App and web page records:
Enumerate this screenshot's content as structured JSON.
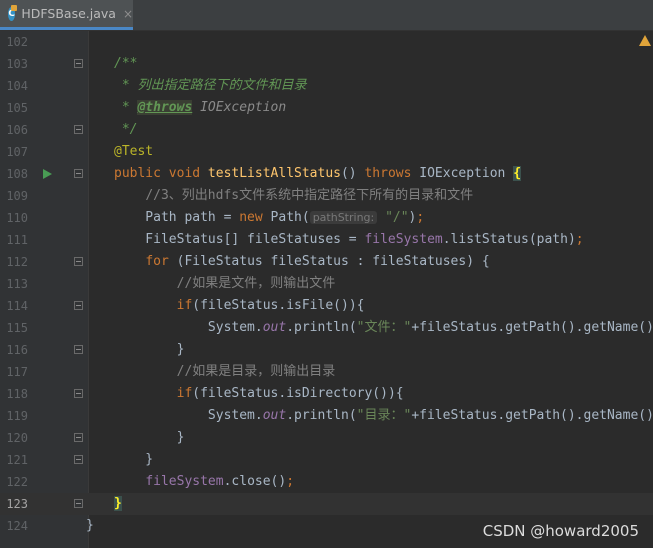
{
  "tab": {
    "icon_letter": "C",
    "file_name": "HDFSBase.java",
    "close_glyph": "×"
  },
  "watermark": "CSDN @howard2005",
  "colors": {
    "background": "#2b2b2b",
    "gutter": "#313335",
    "keyword": "#cc7832",
    "method": "#ffc66d",
    "comment": "#629755",
    "line_comment": "#808080",
    "string": "#6a8759",
    "field": "#9876aa",
    "annotation": "#bbb529"
  },
  "lines": [
    {
      "num": "102",
      "parts": []
    },
    {
      "num": "103",
      "fold": true,
      "parts": [
        {
          "t": "/**",
          "c": "cm"
        }
      ]
    },
    {
      "num": "104",
      "parts": [
        {
          "t": " * 列出指定路径下的文件和目录",
          "c": "cm"
        }
      ]
    },
    {
      "num": "105",
      "parts": [
        {
          "t": " * ",
          "c": "cm"
        },
        {
          "t": "@throws",
          "c": "cmtag"
        },
        {
          "t": " IOException",
          "c": "cmtext"
        }
      ]
    },
    {
      "num": "106",
      "fold": true,
      "parts": [
        {
          "t": " */",
          "c": "cm"
        }
      ]
    },
    {
      "num": "107",
      "parts": [
        {
          "t": "@Test",
          "c": "ann"
        }
      ]
    },
    {
      "num": "108",
      "run": true,
      "fold": true,
      "parts": [
        {
          "t": "public void ",
          "c": "kw"
        },
        {
          "t": "testListAllStatus",
          "c": "method"
        },
        {
          "t": "() ",
          "c": "plain"
        },
        {
          "t": "throws ",
          "c": "kw"
        },
        {
          "t": "IOException ",
          "c": "plain"
        },
        {
          "t": "{",
          "c": "bracematch"
        }
      ]
    },
    {
      "num": "109",
      "parts": [
        {
          "t": "    ",
          "c": "plain"
        },
        {
          "t": "//3、列出hdfs文件系统中指定路径下所有的目录和文件",
          "c": "lc"
        }
      ]
    },
    {
      "num": "110",
      "parts": [
        {
          "t": "    Path path = ",
          "c": "plain"
        },
        {
          "t": "new ",
          "c": "kw"
        },
        {
          "t": "Path(",
          "c": "plain"
        },
        {
          "t": "pathString:",
          "c": "hint"
        },
        {
          "t": " ",
          "c": "plain"
        },
        {
          "t": "\"/\"",
          "c": "str"
        },
        {
          "t": ")",
          "c": "plain"
        },
        {
          "t": ";",
          "c": "kw"
        }
      ]
    },
    {
      "num": "111",
      "parts": [
        {
          "t": "    FileStatus[] fileStatuses = ",
          "c": "plain"
        },
        {
          "t": "fileSystem",
          "c": "field"
        },
        {
          "t": ".listStatus(path)",
          "c": "plain"
        },
        {
          "t": ";",
          "c": "kw"
        }
      ]
    },
    {
      "num": "112",
      "fold": true,
      "parts": [
        {
          "t": "    ",
          "c": "plain"
        },
        {
          "t": "for ",
          "c": "kw"
        },
        {
          "t": "(FileStatus fileStatus : fileStatuses) {",
          "c": "plain"
        }
      ]
    },
    {
      "num": "113",
      "parts": [
        {
          "t": "        ",
          "c": "plain"
        },
        {
          "t": "//如果是文件，则输出文件",
          "c": "lc"
        }
      ]
    },
    {
      "num": "114",
      "fold": true,
      "parts": [
        {
          "t": "        ",
          "c": "plain"
        },
        {
          "t": "if",
          "c": "kw"
        },
        {
          "t": "(fileStatus.isFile()){",
          "c": "plain"
        }
      ]
    },
    {
      "num": "115",
      "parts": [
        {
          "t": "            System.",
          "c": "plain"
        },
        {
          "t": "out",
          "c": "static"
        },
        {
          "t": ".println(",
          "c": "plain"
        },
        {
          "t": "\"文件：\"",
          "c": "str"
        },
        {
          "t": "+fileStatus.getPath().getName())",
          "c": "plain"
        },
        {
          "t": ";",
          "c": "kw"
        }
      ]
    },
    {
      "num": "116",
      "fold": true,
      "parts": [
        {
          "t": "        }",
          "c": "plain"
        }
      ]
    },
    {
      "num": "117",
      "parts": [
        {
          "t": "        ",
          "c": "plain"
        },
        {
          "t": "//如果是目录，则输出目录",
          "c": "lc"
        }
      ]
    },
    {
      "num": "118",
      "fold": true,
      "parts": [
        {
          "t": "        ",
          "c": "plain"
        },
        {
          "t": "if",
          "c": "kw"
        },
        {
          "t": "(fileStatus.isDirectory()){",
          "c": "plain"
        }
      ]
    },
    {
      "num": "119",
      "parts": [
        {
          "t": "            System.",
          "c": "plain"
        },
        {
          "t": "out",
          "c": "static"
        },
        {
          "t": ".println(",
          "c": "plain"
        },
        {
          "t": "\"目录：\"",
          "c": "str"
        },
        {
          "t": "+fileStatus.getPath().getName())",
          "c": "plain"
        },
        {
          "t": ";",
          "c": "kw"
        }
      ]
    },
    {
      "num": "120",
      "fold": true,
      "parts": [
        {
          "t": "        }",
          "c": "plain"
        }
      ]
    },
    {
      "num": "121",
      "fold": true,
      "parts": [
        {
          "t": "    }",
          "c": "plain"
        }
      ]
    },
    {
      "num": "122",
      "parts": [
        {
          "t": "    ",
          "c": "plain"
        },
        {
          "t": "fileSystem",
          "c": "field"
        },
        {
          "t": ".close()",
          "c": "plain"
        },
        {
          "t": ";",
          "c": "kw"
        }
      ]
    },
    {
      "num": "123",
      "current": true,
      "fold": true,
      "parts": [
        {
          "t": "}",
          "c": "bracematch"
        }
      ]
    },
    {
      "num": "124",
      "outer": true,
      "parts": [
        {
          "t": "}",
          "c": "plain"
        }
      ]
    }
  ]
}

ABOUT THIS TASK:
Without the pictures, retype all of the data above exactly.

COMPLETED TASK:
Enumerate this screenshot's content as structured JSON.
{
  "tab": {
    "icon_letter": "C",
    "file_name": "HDFSBase.java",
    "close_glyph": "×"
  },
  "watermark": "CSDN @howard2005",
  "colors": {
    "background": "#2b2b2b",
    "gutter": "#313335",
    "keyword": "#cc7832",
    "method": "#ffc66d",
    "comment": "#629755",
    "line_comment": "#808080",
    "string": "#6a8759",
    "field": "#9876aa",
    "annotation": "#bbb529"
  },
  "lines": [
    {
      "num": "102",
      "parts": []
    },
    {
      "num": "103",
      "fold": true,
      "parts": [
        {
          "t": "/**",
          "c": "cm"
        }
      ]
    },
    {
      "num": "104",
      "parts": [
        {
          "t": " * 列出指定路径下的文件和目录",
          "c": "cm"
        }
      ]
    },
    {
      "num": "105",
      "parts": [
        {
          "t": " * ",
          "c": "cm"
        },
        {
          "t": "@throws",
          "c": "cmtag"
        },
        {
          "t": " IOException",
          "c": "cmtext"
        }
      ]
    },
    {
      "num": "106",
      "fold": true,
      "parts": [
        {
          "t": " */",
          "c": "cm"
        }
      ]
    },
    {
      "num": "107",
      "parts": [
        {
          "t": "@Test",
          "c": "ann"
        }
      ]
    },
    {
      "num": "108",
      "run": true,
      "fold": true,
      "parts": [
        {
          "t": "public void ",
          "c": "kw"
        },
        {
          "t": "testListAllStatus",
          "c": "method"
        },
        {
          "t": "() ",
          "c": "plain"
        },
        {
          "t": "throws ",
          "c": "kw"
        },
        {
          "t": "IOException ",
          "c": "plain"
        },
        {
          "t": "{",
          "c": "bracematch"
        }
      ]
    },
    {
      "num": "109",
      "parts": [
        {
          "t": "    ",
          "c": "plain"
        },
        {
          "t": "//3、列出hdfs文件系统中指定路径下所有的目录和文件",
          "c": "lc"
        }
      ]
    },
    {
      "num": "110",
      "parts": [
        {
          "t": "    Path path = ",
          "c": "plain"
        },
        {
          "t": "new ",
          "c": "kw"
        },
        {
          "t": "Path(",
          "c": "plain"
        },
        {
          "t": "pathString:",
          "c": "hint"
        },
        {
          "t": " ",
          "c": "plain"
        },
        {
          "t": "\"/\"",
          "c": "str"
        },
        {
          "t": ")",
          "c": "plain"
        },
        {
          "t": ";",
          "c": "kw"
        }
      ]
    },
    {
      "num": "111",
      "parts": [
        {
          "t": "    FileStatus[] fileStatuses = ",
          "c": "plain"
        },
        {
          "t": "fileSystem",
          "c": "field"
        },
        {
          "t": ".listStatus(path)",
          "c": "plain"
        },
        {
          "t": ";",
          "c": "kw"
        }
      ]
    },
    {
      "num": "112",
      "fold": true,
      "parts": [
        {
          "t": "    ",
          "c": "plain"
        },
        {
          "t": "for ",
          "c": "kw"
        },
        {
          "t": "(FileStatus fileStatus : fileStatuses) {",
          "c": "plain"
        }
      ]
    },
    {
      "num": "113",
      "parts": [
        {
          "t": "        ",
          "c": "plain"
        },
        {
          "t": "//如果是文件，则输出文件",
          "c": "lc"
        }
      ]
    },
    {
      "num": "114",
      "fold": true,
      "parts": [
        {
          "t": "        ",
          "c": "plain"
        },
        {
          "t": "if",
          "c": "kw"
        },
        {
          "t": "(fileStatus.isFile()){",
          "c": "plain"
        }
      ]
    },
    {
      "num": "115",
      "parts": [
        {
          "t": "            System.",
          "c": "plain"
        },
        {
          "t": "out",
          "c": "static"
        },
        {
          "t": ".println(",
          "c": "plain"
        },
        {
          "t": "\"文件：\"",
          "c": "str"
        },
        {
          "t": "+fileStatus.getPath().getName())",
          "c": "plain"
        },
        {
          "t": ";",
          "c": "kw"
        }
      ]
    },
    {
      "num": "116",
      "fold": true,
      "parts": [
        {
          "t": "        }",
          "c": "plain"
        }
      ]
    },
    {
      "num": "117",
      "parts": [
        {
          "t": "        ",
          "c": "plain"
        },
        {
          "t": "//如果是目录，则输出目录",
          "c": "lc"
        }
      ]
    },
    {
      "num": "118",
      "fold": true,
      "parts": [
        {
          "t": "        ",
          "c": "plain"
        },
        {
          "t": "if",
          "c": "kw"
        },
        {
          "t": "(fileStatus.isDirectory()){",
          "c": "plain"
        }
      ]
    },
    {
      "num": "119",
      "parts": [
        {
          "t": "            System.",
          "c": "plain"
        },
        {
          "t": "out",
          "c": "static"
        },
        {
          "t": ".println(",
          "c": "plain"
        },
        {
          "t": "\"目录：\"",
          "c": "str"
        },
        {
          "t": "+fileStatus.getPath().getName())",
          "c": "plain"
        },
        {
          "t": ";",
          "c": "kw"
        }
      ]
    },
    {
      "num": "120",
      "fold": true,
      "parts": [
        {
          "t": "        }",
          "c": "plain"
        }
      ]
    },
    {
      "num": "121",
      "fold": true,
      "parts": [
        {
          "t": "    }",
          "c": "plain"
        }
      ]
    },
    {
      "num": "122",
      "parts": [
        {
          "t": "    ",
          "c": "plain"
        },
        {
          "t": "fileSystem",
          "c": "field"
        },
        {
          "t": ".close()",
          "c": "plain"
        },
        {
          "t": ";",
          "c": "kw"
        }
      ]
    },
    {
      "num": "123",
      "current": true,
      "fold": true,
      "parts": [
        {
          "t": "}",
          "c": "bracematch"
        }
      ]
    },
    {
      "num": "124",
      "outer": true,
      "parts": [
        {
          "t": "}",
          "c": "plain"
        }
      ]
    }
  ]
}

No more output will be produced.